Search results for key=SqP1997b : 1 match found.

Search my entire BibTeX database
Output format: Text
BibTeX entry
     Combine using:

Abstract icon Abstract BibTeX icon BibTeX entry Postscript icon Postscript PDF icon PDF PPT icon Powerpoint

Technical Reports


  • @techreport{SqP1997b,
    	vgclass =	{report},
    	vgproject =	{viper,cbir},
    	author =	{David McG. Squire and Thierry Pun},
    	title =	{Using human partitionings of an image set to learn a
    	similarity-based distance measure},
    	number =	{97.06},
    	institution =	{Computer Vision Group,  Computing Centre, University
    	of Geneva},
    	address =	{rue G\'{e}n\'{e}ral Dufour, 24, CH-1211 Gen\`{e}ve,
    	month =	{November},
    	year =	{1997},
    	url =	{/publications/postscript/1997/VGTR97.06_SquirePun.pdf},
    	url1 =	{/publications/postscript/1997/},
    	abstract =	{In this paper our goal is to employ human judgments of
    	image similarity to improve the organization of an image database for
    	content-based retrieval. We first derive a statistic, $\kappa_B$ for
    	measuring the agreement between two partitionings of an image set into
    	unlabeled subsets. This measure can be used both to measure the degree
    	of agreement between pairs of human subjects, and also between human
    	and machine partitionings of an image set. This provides a rigorous
    	means of selecting between competing image database organization
    	systems, and assessing how close the performance of such systems is to
    	that which might be expected from a database organization done by hand.
    	We then use the results of experiments in which human subjects are
    	asked to partition a set of images into unlabeled subsets to define a
    	similarity measure for pairs of images based on the frequency with
    	which they were judged to be similar. We show that, when this measure
    	is used to partition an image set using a clustering technique, the
    	resultant clustering agrees better with those produced by human
    	subjects than any of the feature space-based techniques investigated.
    	Finally, we investigate the use of machine learning techniques to
    	discover a mapping from a numerical feature space to this perceptual
    	similarity space.
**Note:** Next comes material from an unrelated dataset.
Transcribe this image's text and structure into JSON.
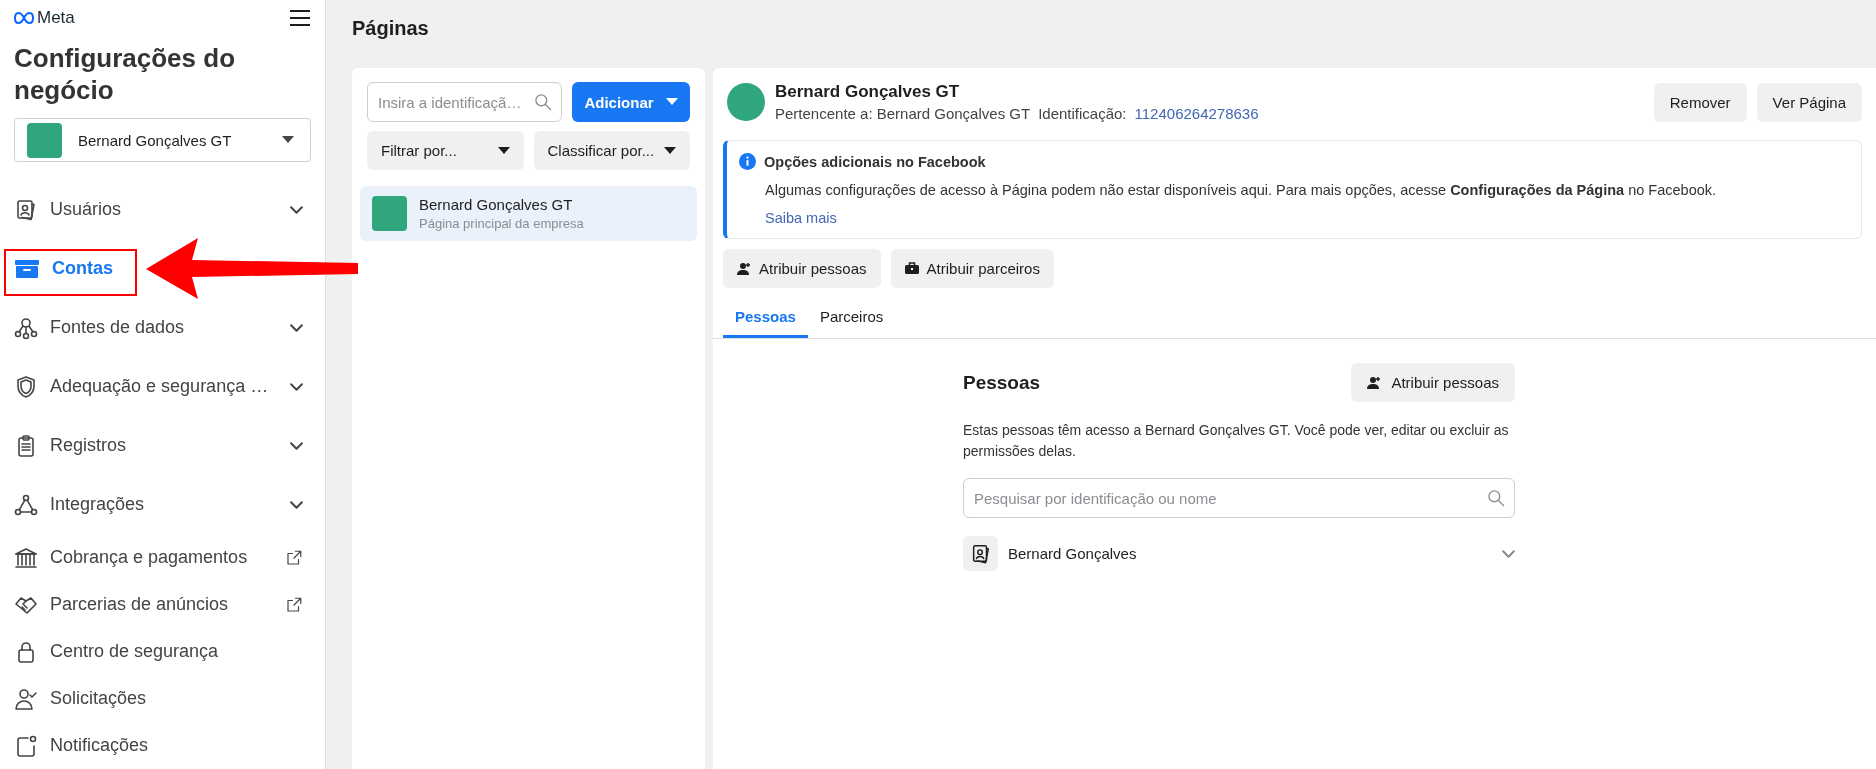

Such a mapping would allow the ground truth knowledge
    	abstracted from the human judgments to be generalized to unseen